**Required work:** Your copy of the data should match it exactly, leaving out only the pictures.

**Exercise data:**
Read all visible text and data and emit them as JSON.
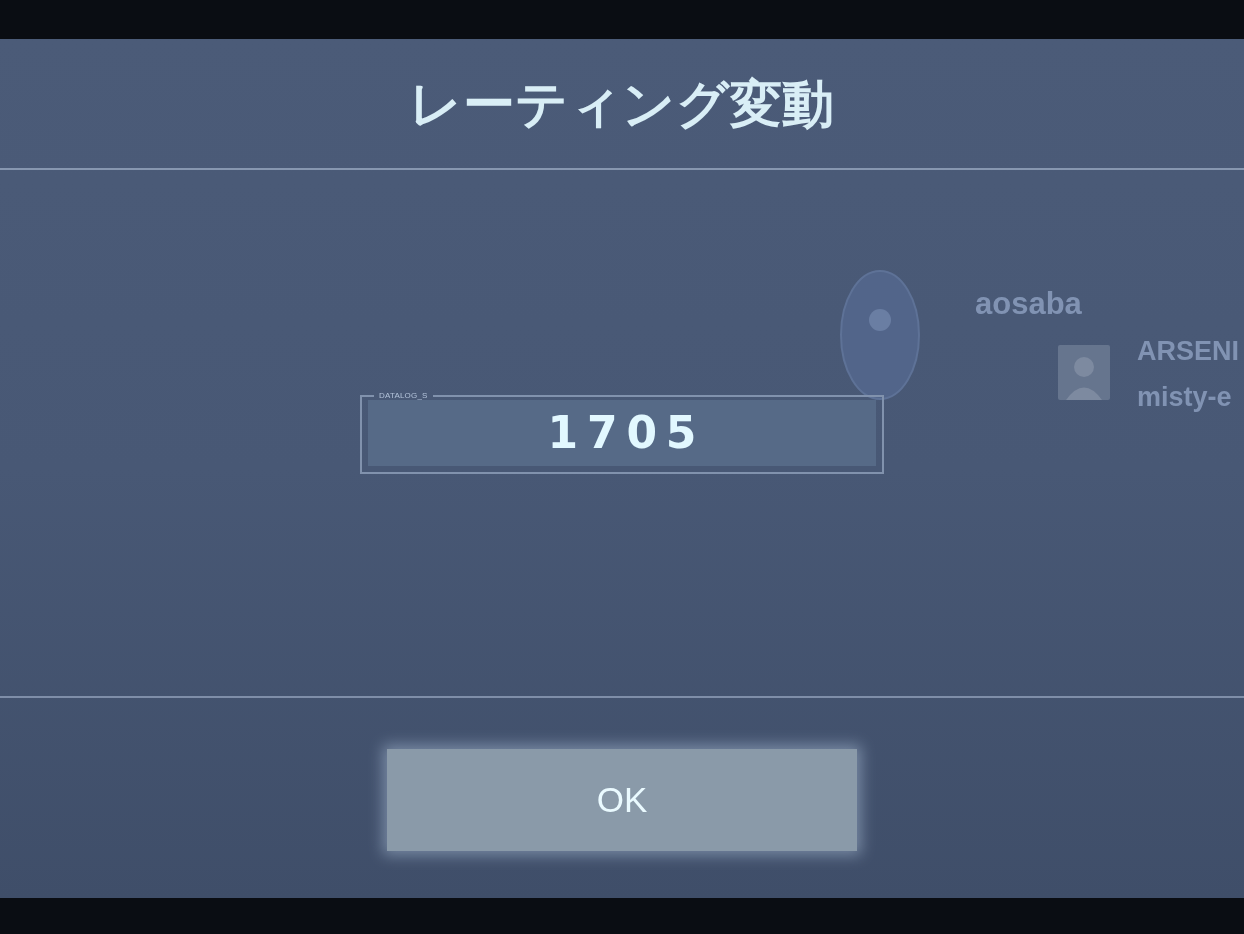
{
  "dialog": {
    "title": "レーティング変動",
    "field": {
      "label": "DATALOG_S",
      "value": "1705"
    },
    "buttons": [
      {
        "label": "OK"
      }
    ]
  },
  "background": {
    "players": [
      {
        "name": "aosaba"
      },
      {
        "name": "ARSENI"
      },
      {
        "name": "misty-e"
      }
    ]
  }
}
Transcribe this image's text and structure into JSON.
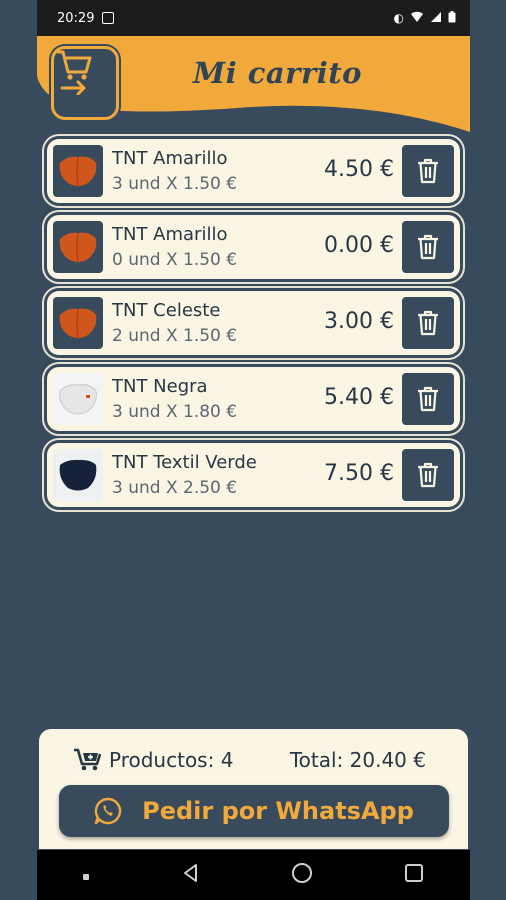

**Exercise answer:**
Read all visible text and data and emit them as JSON.
{
  "dialog": {
    "title": "レーティング変動",
    "field": {
      "label": "DATALOG_S",
      "value": "1705"
    },
    "buttons": [
      {
        "label": "OK"
      }
    ]
  },
  "background": {
    "players": [
      {
        "name": "aosaba"
      },
      {
        "name": "ARSENI"
      },
      {
        "name": "misty-e"
      }
    ]
  }
}
Transcribe this image's text and structure into JSON.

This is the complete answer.